Data entries:
◆ ◆ ◆ ◆

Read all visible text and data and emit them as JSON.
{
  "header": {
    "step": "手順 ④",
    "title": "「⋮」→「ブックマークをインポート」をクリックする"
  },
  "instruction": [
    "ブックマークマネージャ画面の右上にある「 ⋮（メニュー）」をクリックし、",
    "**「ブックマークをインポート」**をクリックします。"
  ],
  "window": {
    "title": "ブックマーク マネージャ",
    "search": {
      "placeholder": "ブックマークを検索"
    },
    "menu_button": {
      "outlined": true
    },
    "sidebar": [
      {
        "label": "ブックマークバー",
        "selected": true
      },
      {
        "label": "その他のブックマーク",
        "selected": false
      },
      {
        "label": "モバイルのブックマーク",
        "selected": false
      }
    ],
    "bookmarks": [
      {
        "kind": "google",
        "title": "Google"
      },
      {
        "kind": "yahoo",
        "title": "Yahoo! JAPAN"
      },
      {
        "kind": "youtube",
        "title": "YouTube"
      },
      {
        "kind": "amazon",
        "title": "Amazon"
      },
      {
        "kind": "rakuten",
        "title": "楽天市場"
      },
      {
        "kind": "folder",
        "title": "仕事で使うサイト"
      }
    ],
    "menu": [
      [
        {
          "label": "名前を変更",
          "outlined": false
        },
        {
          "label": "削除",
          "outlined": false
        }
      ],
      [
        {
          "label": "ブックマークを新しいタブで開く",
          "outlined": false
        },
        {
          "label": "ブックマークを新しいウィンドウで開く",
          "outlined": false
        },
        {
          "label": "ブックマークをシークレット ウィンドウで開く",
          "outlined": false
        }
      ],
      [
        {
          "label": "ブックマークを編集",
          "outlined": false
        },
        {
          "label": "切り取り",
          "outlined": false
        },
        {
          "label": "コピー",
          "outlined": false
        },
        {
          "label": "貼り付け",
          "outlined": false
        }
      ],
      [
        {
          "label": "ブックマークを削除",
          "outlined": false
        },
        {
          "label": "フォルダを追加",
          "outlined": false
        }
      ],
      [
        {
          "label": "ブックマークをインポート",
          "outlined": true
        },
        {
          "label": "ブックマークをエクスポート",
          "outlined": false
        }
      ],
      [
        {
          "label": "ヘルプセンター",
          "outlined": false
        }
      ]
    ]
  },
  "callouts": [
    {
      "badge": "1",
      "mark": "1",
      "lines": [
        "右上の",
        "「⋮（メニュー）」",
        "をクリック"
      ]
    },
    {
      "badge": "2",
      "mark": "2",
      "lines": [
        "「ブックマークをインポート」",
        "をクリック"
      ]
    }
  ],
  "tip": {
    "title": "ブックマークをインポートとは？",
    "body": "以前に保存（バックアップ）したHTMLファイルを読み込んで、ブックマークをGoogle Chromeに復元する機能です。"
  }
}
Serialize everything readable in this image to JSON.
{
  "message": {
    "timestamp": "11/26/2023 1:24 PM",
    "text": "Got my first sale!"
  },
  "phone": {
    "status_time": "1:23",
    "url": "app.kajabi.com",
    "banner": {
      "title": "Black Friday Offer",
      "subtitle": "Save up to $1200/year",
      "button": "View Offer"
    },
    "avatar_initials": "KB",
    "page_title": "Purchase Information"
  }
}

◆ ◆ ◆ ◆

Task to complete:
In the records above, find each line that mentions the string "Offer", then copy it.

Task response:
      "title": "Black Friday Offer",
      "button": "View Offer"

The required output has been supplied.